### Exercise requirements
For each line in the material below that holds "vPvB性质", copy that line.

##### Supplied entries #####

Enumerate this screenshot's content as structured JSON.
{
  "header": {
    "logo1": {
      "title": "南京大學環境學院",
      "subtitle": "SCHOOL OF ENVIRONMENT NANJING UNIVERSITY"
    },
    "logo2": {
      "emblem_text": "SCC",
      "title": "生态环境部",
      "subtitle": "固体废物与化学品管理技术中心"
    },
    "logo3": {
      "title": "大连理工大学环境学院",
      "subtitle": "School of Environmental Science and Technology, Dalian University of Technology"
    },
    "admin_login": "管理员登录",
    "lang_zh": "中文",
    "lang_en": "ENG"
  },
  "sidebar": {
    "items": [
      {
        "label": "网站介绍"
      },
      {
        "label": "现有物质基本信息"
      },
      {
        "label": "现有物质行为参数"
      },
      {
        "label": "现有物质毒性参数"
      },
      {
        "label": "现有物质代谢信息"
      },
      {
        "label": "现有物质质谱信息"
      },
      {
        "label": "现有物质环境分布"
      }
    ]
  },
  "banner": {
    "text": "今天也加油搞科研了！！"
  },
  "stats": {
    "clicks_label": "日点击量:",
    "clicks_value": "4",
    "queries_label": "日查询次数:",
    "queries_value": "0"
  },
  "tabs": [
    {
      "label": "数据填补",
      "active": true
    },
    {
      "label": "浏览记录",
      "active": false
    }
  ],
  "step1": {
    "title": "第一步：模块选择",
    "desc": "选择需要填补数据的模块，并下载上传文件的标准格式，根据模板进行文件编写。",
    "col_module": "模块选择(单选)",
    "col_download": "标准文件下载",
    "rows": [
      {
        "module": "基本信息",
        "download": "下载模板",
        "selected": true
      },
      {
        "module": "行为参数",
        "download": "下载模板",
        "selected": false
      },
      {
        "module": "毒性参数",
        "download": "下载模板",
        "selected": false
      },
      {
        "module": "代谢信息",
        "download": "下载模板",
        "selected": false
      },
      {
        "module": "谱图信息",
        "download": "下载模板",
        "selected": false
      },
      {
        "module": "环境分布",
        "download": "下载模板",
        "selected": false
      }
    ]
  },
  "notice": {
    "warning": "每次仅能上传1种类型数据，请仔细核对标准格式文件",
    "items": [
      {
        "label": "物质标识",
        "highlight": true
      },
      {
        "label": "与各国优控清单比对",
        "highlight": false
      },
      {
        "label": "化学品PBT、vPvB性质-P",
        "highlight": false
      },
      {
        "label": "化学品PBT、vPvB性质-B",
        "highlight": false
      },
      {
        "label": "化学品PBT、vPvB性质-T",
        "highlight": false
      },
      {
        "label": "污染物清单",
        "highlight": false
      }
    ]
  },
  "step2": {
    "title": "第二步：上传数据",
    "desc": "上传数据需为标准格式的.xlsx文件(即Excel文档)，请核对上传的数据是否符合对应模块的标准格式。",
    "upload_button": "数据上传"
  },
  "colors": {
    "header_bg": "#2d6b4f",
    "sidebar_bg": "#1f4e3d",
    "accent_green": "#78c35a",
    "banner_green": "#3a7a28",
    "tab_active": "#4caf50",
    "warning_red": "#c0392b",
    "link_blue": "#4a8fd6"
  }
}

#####

### Exercise solution
        "label": "化学品PBT、vPvB性质-P",
        "label": "化学品PBT、vPvB性质-B",
        "label": "化学品PBT、vPvB性质-T",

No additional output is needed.